As I return from a weekend get-away spent in Oxford, I must confess to having spent my reading time in a rather geeky way – reading about how to be ‘Bit Literate’.

“Bit Literacy” is both a book title and a descriptor for being efficient in our handling of digital data. The benefits of being bit literate in some manner of speaking can apply equally to domestic and commercial situations and are mostly common sense, such as ‘never send hundreds of photographs by email’ or ‘always have a backup’. ‘Consider the user’ and ‘consider your future self’ seem to be constant reminders and motivators through the text.

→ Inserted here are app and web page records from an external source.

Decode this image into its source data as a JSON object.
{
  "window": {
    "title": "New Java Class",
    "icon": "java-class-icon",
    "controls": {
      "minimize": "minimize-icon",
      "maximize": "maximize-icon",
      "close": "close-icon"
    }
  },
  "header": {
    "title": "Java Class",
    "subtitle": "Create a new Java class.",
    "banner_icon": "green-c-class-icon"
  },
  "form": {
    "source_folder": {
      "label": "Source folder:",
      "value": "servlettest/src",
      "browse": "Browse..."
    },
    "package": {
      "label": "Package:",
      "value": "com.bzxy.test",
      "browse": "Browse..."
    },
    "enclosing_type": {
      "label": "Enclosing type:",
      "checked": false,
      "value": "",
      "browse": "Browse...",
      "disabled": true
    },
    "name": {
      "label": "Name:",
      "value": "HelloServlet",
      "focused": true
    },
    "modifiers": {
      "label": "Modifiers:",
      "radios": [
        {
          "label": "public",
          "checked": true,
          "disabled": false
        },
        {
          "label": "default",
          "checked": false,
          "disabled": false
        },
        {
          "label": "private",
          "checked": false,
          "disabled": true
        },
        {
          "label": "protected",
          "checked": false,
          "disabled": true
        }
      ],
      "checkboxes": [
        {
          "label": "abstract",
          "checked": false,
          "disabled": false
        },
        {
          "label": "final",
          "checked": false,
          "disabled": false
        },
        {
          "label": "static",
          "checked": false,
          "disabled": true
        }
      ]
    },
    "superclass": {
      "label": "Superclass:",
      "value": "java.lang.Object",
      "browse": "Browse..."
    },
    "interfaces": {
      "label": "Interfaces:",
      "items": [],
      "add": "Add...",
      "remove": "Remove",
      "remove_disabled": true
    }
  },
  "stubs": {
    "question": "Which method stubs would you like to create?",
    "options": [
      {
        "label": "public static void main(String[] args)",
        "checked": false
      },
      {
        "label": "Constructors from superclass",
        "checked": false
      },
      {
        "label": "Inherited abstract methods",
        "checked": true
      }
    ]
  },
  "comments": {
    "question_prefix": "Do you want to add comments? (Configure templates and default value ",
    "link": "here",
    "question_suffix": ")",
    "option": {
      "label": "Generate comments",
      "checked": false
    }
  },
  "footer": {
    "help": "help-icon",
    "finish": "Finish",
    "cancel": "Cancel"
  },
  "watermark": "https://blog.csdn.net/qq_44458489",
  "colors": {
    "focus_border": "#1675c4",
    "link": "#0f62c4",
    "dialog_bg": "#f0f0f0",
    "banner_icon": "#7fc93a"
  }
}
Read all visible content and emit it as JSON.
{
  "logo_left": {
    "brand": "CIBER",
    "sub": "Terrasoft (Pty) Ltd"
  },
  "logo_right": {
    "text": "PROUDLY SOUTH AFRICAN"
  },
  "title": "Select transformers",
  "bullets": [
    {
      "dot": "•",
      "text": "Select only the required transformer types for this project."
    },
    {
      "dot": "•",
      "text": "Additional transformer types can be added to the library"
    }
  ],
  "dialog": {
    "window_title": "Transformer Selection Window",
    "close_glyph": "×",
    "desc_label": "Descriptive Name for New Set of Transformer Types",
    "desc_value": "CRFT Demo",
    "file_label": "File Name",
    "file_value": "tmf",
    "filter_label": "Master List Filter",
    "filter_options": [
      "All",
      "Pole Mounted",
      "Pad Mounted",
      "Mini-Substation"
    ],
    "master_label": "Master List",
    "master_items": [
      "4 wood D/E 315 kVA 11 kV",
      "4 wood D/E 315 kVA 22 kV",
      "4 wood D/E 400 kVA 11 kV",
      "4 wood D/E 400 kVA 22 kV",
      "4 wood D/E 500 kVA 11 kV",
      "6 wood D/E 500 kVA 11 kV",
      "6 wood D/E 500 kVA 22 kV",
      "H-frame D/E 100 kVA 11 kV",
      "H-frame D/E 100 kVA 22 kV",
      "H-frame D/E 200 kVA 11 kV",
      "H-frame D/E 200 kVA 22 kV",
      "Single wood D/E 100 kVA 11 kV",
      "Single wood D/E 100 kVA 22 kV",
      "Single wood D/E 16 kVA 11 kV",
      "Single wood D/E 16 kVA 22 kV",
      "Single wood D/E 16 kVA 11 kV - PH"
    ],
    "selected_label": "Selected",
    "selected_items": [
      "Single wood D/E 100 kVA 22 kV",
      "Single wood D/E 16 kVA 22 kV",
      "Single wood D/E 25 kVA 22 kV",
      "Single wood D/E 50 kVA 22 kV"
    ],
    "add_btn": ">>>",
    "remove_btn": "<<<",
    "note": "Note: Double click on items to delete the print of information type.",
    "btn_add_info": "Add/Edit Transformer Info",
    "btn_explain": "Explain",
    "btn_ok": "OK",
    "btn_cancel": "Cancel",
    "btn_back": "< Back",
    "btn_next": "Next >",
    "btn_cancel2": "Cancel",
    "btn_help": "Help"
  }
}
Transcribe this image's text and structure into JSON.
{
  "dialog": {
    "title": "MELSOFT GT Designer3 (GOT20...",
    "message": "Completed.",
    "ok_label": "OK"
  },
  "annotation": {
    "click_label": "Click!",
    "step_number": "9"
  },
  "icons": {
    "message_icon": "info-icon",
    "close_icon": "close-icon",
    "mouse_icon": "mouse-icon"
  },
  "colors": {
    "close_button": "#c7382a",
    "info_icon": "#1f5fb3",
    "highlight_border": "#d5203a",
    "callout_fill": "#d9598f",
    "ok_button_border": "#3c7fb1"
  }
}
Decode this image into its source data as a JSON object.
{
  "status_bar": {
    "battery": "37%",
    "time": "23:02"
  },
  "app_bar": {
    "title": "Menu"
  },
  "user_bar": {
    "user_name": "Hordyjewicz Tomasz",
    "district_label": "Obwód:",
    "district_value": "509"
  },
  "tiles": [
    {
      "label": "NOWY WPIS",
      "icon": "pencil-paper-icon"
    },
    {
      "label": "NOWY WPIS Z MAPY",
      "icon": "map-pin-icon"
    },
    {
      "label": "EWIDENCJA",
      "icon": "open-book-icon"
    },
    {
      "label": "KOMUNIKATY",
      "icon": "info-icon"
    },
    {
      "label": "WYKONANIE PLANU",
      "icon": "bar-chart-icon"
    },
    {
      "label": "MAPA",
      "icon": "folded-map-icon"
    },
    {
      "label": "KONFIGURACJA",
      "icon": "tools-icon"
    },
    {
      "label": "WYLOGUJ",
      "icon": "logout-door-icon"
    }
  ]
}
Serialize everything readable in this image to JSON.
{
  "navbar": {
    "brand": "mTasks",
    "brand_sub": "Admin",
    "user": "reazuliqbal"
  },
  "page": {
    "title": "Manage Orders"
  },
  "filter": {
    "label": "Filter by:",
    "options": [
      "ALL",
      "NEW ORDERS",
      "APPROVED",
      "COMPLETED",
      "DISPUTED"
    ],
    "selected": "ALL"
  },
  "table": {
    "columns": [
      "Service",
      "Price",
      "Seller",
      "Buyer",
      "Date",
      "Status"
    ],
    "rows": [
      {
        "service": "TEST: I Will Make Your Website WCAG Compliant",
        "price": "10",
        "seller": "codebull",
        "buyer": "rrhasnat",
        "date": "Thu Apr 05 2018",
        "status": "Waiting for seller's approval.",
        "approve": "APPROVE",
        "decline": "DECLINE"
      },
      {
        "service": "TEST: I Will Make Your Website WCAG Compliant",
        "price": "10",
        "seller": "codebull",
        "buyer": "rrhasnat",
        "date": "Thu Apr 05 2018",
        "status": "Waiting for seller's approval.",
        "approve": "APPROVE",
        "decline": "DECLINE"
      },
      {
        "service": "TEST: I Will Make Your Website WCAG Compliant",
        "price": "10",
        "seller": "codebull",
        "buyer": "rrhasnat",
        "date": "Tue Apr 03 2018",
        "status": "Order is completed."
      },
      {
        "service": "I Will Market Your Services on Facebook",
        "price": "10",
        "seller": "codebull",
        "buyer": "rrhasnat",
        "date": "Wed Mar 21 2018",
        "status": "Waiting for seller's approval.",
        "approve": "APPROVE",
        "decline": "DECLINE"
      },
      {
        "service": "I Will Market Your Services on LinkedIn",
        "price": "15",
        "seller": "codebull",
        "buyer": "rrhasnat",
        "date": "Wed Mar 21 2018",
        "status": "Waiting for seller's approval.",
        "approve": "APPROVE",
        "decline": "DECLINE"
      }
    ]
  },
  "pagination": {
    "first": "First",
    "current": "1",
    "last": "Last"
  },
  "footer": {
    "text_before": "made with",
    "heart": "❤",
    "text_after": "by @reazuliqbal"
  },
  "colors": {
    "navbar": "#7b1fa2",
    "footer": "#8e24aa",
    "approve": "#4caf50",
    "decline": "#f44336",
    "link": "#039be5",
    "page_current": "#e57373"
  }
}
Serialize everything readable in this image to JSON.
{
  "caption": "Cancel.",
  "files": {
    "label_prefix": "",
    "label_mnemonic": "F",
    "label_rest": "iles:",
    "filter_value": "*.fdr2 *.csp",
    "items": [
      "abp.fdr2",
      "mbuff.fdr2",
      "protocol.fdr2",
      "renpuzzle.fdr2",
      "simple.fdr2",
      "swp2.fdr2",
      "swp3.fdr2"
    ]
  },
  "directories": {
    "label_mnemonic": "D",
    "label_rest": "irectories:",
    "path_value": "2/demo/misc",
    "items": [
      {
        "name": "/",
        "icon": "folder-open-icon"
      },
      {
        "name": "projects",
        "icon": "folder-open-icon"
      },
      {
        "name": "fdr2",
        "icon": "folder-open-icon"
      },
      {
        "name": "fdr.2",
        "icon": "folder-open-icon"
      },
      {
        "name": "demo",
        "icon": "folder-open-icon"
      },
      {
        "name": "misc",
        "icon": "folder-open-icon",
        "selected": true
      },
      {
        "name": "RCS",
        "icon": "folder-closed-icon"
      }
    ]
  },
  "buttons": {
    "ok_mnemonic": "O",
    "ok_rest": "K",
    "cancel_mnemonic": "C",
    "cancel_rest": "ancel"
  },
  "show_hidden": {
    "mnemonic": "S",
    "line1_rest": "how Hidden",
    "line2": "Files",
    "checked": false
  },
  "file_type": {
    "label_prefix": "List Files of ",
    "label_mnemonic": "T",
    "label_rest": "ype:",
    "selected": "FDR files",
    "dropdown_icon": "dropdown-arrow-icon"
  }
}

In his book, Mark Hurst describes quite concisely the problems most computer users describe. His prescription is essentially a good dose of common sense, but some aspects of his book are less than obvious, and essentially involve taking the time and discipline to only use proprietary tools or filesystems (such as Microsoft Word, or pretty much any email client) when absolutely necessary, and to use simpler, more open methods such as creating and storing most textual data as ASCII .txt files from Notepad or TextEdit.

Hurst writes in a way that appears to draw more from experience and experimentation than commercially-driven bias. While some if his suggestions seem outlandish to many, I will certainly make a point to try out his methods in the coming weeks – many of them appeal to my own ideals and filekeeping methods anyway. In time, I predict I’ll be recommending all commercial organisations (my own employer included) train their staff with such methods and enforce the use thereof.

Watch this space. Thank you Mark for your informative guide.

Available in iTunes/iBooks store, with more details here:

http://bitliteracy.com/